__TASK__
Look over the entries and say how many lines include the word "left". Only the number, please.

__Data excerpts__
---
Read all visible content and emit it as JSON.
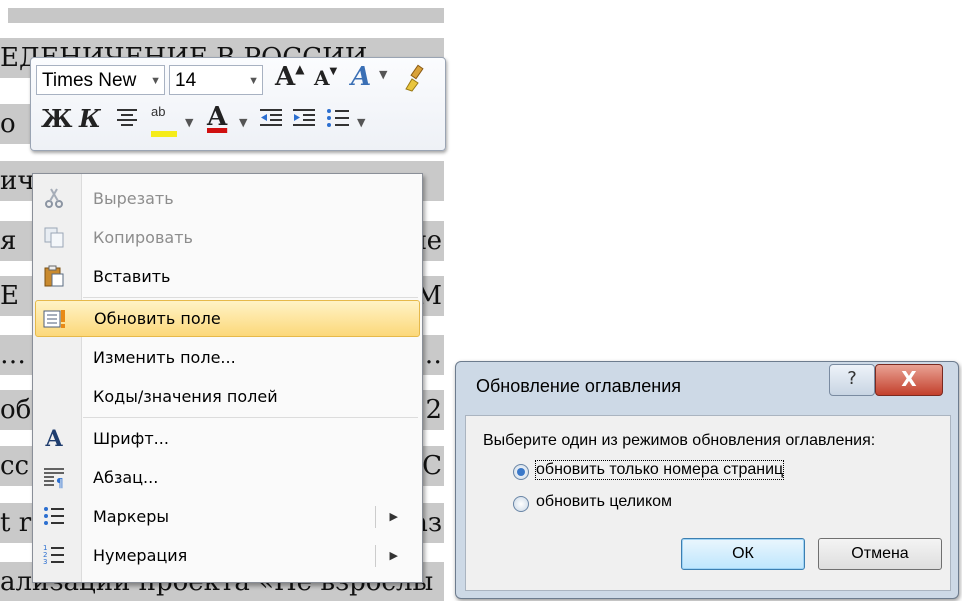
{
  "document": {
    "lines": [
      {
        "left": "ЕДЕНИЧЕНИЕ В РОССИИ",
        "right": "..."
      },
      {
        "left": "о",
        "right": "..."
      },
      {
        "left": "ичная деятельность пользо",
        "right": ""
      },
      {
        "left": "я",
        "right": "ле"
      },
      {
        "left": "Е",
        "right": "М"
      },
      {
        "left": "…",
        "right": "…"
      },
      {
        "left": "об",
        "right": "2"
      },
      {
        "left": "сс",
        "right": "С"
      },
      {
        "left": "t r",
        "right": "аз"
      },
      {
        "left": "ализации проекта «Не взрослы",
        "right": ""
      }
    ]
  },
  "mini_toolbar": {
    "font_name": "Times New",
    "font_size": "14",
    "bold_glyph": "Ж",
    "italic_glyph": "К",
    "grow_font_glyph": "A",
    "shrink_font_glyph": "A",
    "font_color_glyph": "A",
    "highlight_glyph": "ab",
    "styles_glyph": "A"
  },
  "context_menu": {
    "items": [
      {
        "label": "Вырезать",
        "disabled": true,
        "icon": "scissors-icon"
      },
      {
        "label": "Копировать",
        "disabled": true,
        "icon": "copy-icon"
      },
      {
        "label": "Вставить",
        "disabled": false,
        "icon": "paste-icon"
      },
      {
        "label": "Обновить поле",
        "disabled": false,
        "highlighted": true,
        "icon": "update-field-icon"
      },
      {
        "label": "Изменить поле...",
        "disabled": false,
        "icon": ""
      },
      {
        "label": "Коды/значения полей",
        "disabled": false,
        "icon": ""
      },
      {
        "label": "Шрифт...",
        "disabled": false,
        "icon": "font-icon",
        "glyph": "A"
      },
      {
        "label": "Абзац...",
        "disabled": false,
        "icon": "paragraph-icon"
      },
      {
        "label": "Маркеры",
        "disabled": false,
        "icon": "bullets-icon",
        "submenu": true
      },
      {
        "label": "Нумерация",
        "disabled": false,
        "icon": "numbering-icon",
        "submenu": true
      }
    ]
  },
  "dialog": {
    "title": "Обновление оглавления",
    "help_glyph": "?",
    "close_glyph": "X",
    "message": "Выберите один из режимов обновления оглавления:",
    "options": [
      {
        "label": "обновить только номера страниц",
        "selected": true
      },
      {
        "label": "обновить целиком",
        "selected": false
      }
    ],
    "ok_label": "ОК",
    "cancel_label": "Отмена"
  }
}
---
__EXERCISE SOLUTION__
10